» **EXERCISE DETAILS**: You are asked to filter the data below and copy every line holding "into".

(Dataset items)

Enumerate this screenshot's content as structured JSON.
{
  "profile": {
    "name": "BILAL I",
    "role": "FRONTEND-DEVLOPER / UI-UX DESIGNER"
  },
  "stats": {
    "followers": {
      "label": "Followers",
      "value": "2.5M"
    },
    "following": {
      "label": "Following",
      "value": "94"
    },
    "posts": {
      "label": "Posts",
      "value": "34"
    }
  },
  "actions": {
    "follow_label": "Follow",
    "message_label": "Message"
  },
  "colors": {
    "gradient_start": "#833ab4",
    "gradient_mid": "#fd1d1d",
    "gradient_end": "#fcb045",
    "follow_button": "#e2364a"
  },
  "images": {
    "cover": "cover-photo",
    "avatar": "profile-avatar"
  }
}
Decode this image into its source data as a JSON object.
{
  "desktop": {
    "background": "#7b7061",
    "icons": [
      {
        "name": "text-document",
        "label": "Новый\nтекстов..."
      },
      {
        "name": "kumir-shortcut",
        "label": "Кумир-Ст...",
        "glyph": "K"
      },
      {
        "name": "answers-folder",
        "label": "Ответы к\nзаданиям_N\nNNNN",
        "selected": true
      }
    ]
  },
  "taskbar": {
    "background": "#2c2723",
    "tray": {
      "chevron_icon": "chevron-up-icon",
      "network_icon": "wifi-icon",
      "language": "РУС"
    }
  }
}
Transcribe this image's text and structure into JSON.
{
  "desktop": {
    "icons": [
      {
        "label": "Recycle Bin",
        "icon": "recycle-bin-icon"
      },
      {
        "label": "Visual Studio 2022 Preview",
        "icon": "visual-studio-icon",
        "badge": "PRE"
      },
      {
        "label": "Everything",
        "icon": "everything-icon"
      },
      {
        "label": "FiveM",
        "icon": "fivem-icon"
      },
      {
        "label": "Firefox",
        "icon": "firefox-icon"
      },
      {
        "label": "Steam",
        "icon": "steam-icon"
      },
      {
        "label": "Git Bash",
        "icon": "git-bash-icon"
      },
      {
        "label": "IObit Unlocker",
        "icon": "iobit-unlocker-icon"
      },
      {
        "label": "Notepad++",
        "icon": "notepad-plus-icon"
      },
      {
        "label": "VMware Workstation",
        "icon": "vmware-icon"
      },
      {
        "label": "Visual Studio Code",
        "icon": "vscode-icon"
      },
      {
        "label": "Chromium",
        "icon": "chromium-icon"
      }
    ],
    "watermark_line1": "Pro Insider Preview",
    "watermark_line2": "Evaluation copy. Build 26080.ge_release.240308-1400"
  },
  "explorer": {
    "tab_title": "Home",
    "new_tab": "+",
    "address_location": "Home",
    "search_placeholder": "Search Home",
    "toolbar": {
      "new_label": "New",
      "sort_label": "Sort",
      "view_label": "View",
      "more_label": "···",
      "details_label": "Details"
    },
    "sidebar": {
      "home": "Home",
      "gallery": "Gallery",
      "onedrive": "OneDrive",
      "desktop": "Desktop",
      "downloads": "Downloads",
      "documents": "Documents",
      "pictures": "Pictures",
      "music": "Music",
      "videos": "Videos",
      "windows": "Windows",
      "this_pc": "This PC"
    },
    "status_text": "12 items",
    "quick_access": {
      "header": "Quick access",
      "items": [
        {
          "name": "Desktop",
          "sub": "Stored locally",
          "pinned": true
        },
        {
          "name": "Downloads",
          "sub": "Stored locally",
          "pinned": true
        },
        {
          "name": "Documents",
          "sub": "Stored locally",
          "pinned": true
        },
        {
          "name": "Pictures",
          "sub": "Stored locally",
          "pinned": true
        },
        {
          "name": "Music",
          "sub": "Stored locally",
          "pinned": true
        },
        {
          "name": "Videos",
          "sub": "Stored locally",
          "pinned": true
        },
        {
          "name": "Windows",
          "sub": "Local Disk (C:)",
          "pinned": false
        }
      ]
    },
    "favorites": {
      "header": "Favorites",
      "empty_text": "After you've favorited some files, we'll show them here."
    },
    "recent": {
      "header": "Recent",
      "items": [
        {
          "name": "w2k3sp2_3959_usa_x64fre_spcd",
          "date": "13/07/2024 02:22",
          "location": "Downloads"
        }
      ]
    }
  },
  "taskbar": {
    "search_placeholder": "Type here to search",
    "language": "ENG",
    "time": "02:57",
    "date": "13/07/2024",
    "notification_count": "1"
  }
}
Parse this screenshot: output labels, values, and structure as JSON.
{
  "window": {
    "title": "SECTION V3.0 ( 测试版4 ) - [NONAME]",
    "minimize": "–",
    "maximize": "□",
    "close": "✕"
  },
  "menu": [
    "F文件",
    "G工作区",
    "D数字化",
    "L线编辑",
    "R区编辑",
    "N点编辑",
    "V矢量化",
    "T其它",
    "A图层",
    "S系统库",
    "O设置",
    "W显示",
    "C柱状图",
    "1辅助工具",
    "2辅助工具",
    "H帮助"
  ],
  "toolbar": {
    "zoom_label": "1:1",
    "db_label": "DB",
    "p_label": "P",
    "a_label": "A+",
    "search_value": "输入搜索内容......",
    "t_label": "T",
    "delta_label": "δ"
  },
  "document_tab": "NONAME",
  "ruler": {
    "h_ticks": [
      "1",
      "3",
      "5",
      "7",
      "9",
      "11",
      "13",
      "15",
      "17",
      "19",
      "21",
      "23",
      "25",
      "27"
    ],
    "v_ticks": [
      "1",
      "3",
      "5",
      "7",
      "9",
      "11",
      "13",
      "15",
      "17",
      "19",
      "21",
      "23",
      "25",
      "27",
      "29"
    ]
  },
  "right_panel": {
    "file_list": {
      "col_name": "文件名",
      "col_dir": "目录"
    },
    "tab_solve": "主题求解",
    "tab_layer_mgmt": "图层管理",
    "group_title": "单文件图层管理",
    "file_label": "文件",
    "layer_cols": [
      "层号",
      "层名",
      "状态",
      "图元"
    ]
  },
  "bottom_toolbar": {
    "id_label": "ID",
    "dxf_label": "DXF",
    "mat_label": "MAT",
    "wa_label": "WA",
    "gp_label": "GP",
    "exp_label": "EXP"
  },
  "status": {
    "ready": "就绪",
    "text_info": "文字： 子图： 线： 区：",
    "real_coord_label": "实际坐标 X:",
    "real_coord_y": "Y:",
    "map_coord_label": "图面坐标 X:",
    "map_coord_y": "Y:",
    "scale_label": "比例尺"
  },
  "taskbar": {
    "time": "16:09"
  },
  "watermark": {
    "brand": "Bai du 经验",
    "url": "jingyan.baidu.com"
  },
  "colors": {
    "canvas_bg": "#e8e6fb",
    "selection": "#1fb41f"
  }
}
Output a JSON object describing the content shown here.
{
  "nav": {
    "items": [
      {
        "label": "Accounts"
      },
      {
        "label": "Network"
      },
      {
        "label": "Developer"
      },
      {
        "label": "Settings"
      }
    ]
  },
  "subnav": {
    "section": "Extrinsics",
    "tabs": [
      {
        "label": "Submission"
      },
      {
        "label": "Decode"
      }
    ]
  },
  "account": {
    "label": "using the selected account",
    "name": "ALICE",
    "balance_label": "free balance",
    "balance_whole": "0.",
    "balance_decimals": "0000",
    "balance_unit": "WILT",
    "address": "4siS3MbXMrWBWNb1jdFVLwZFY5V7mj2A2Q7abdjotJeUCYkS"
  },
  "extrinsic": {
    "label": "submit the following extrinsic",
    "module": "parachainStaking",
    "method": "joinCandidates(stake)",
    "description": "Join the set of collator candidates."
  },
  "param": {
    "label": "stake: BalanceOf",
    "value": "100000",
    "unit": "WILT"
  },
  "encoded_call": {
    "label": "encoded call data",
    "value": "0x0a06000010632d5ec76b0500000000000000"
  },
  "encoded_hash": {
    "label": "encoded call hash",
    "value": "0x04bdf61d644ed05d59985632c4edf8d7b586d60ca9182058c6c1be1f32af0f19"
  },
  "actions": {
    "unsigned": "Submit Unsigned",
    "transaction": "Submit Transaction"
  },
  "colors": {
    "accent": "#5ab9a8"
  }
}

» **OUTPUT BELOW**:
Decode this image into its source data as a JSON object.
Transcribe this image's text and structure into JSON.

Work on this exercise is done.